Top of Provided material

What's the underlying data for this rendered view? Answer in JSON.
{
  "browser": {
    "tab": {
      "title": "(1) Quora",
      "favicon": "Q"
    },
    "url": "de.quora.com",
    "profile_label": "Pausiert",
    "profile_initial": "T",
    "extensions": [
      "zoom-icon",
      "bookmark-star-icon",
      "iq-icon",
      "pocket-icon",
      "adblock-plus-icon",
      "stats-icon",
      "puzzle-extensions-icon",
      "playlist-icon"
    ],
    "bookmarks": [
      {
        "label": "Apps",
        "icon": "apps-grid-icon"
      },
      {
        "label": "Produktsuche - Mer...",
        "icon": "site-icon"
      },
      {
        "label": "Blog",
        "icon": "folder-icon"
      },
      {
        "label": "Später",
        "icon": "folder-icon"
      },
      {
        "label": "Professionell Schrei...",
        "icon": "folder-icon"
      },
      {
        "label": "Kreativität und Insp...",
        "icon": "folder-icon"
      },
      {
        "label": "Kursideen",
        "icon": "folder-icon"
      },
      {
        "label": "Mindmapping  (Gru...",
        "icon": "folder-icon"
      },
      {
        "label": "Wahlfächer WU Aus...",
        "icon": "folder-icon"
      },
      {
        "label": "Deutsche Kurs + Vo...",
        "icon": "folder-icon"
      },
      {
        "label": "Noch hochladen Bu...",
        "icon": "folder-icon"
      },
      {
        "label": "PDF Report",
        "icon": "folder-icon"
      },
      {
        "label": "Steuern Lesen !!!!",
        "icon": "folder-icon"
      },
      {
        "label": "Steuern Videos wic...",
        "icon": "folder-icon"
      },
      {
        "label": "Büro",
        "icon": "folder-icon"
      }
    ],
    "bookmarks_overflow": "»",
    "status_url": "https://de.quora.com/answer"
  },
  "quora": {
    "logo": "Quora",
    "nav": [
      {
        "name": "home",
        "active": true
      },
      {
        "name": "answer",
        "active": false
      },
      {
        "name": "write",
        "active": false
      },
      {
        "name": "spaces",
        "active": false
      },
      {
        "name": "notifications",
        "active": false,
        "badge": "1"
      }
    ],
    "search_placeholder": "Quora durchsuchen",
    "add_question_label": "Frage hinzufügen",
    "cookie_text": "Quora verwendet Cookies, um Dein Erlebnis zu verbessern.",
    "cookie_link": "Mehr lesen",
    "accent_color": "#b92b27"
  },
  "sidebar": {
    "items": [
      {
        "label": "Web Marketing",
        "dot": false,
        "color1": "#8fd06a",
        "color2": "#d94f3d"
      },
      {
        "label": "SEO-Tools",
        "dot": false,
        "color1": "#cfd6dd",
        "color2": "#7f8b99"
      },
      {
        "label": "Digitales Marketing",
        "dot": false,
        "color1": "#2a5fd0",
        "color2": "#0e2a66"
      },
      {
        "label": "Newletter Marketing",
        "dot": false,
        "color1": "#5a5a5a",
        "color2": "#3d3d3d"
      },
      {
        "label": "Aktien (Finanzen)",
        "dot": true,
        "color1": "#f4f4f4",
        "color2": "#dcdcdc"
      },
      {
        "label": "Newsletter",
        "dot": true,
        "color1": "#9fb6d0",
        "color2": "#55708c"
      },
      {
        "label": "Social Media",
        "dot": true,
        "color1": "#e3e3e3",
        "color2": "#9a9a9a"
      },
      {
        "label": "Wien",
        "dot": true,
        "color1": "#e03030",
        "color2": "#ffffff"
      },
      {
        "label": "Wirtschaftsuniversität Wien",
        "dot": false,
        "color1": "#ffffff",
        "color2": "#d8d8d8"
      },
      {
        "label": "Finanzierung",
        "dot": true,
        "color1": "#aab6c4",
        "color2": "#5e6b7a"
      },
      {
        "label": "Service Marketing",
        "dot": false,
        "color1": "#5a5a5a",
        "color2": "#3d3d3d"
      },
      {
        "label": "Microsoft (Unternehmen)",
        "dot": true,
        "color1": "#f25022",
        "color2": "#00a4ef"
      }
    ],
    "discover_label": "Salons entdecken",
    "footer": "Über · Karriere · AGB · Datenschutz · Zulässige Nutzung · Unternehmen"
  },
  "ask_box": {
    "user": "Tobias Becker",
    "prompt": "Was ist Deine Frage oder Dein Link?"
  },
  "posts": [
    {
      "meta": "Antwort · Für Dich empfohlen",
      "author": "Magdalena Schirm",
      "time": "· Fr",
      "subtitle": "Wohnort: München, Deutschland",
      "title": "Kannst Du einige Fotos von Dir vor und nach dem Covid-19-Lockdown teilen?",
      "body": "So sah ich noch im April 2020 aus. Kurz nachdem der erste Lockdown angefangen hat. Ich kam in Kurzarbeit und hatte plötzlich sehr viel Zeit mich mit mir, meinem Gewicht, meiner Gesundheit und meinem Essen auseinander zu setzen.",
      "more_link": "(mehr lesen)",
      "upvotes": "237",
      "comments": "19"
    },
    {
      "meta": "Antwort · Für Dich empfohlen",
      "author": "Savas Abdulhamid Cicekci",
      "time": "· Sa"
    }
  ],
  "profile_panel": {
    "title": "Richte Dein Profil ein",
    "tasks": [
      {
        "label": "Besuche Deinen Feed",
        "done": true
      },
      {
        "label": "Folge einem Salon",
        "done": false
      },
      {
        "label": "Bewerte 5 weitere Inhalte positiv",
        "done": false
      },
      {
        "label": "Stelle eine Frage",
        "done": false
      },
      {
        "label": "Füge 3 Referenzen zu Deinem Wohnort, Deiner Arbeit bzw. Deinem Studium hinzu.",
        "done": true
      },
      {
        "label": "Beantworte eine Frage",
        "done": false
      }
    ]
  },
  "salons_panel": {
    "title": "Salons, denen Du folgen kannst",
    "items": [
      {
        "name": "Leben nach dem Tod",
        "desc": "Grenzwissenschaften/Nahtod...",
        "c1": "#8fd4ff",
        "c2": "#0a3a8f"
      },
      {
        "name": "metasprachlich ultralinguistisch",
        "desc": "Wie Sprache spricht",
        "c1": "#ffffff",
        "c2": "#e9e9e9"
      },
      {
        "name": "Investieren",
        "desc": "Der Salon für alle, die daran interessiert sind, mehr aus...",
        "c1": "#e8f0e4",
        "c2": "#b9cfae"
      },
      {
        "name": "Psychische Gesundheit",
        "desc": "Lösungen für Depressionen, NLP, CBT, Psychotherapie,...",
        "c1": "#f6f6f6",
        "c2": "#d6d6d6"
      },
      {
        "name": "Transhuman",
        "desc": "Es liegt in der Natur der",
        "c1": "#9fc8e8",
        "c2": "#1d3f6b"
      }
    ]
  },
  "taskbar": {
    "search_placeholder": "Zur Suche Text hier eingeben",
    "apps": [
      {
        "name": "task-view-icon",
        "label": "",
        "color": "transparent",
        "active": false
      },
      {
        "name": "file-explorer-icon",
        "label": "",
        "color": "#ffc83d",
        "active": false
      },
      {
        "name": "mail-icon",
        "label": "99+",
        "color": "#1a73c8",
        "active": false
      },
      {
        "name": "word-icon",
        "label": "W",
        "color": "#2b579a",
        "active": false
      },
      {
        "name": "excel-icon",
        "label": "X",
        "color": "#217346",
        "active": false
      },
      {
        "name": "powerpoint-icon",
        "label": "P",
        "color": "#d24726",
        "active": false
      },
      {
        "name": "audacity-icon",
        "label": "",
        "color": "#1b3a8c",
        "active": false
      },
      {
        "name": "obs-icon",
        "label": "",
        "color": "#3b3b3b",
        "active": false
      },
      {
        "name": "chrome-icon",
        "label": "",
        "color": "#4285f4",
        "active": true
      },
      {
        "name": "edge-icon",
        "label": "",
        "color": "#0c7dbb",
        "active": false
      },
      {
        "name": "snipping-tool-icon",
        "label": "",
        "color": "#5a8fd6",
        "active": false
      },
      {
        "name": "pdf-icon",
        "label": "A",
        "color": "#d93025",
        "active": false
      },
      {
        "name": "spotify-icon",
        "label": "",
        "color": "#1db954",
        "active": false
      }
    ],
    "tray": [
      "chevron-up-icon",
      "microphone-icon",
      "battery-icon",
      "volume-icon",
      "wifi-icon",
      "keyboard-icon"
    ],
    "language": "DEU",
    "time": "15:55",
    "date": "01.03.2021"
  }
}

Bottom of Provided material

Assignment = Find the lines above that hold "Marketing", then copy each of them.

Solution to this exercise =
        "label": "Web Marketing",
        "label": "Digitales Marketing",
        "label": "Newletter Marketing",
        "label": "Service Marketing",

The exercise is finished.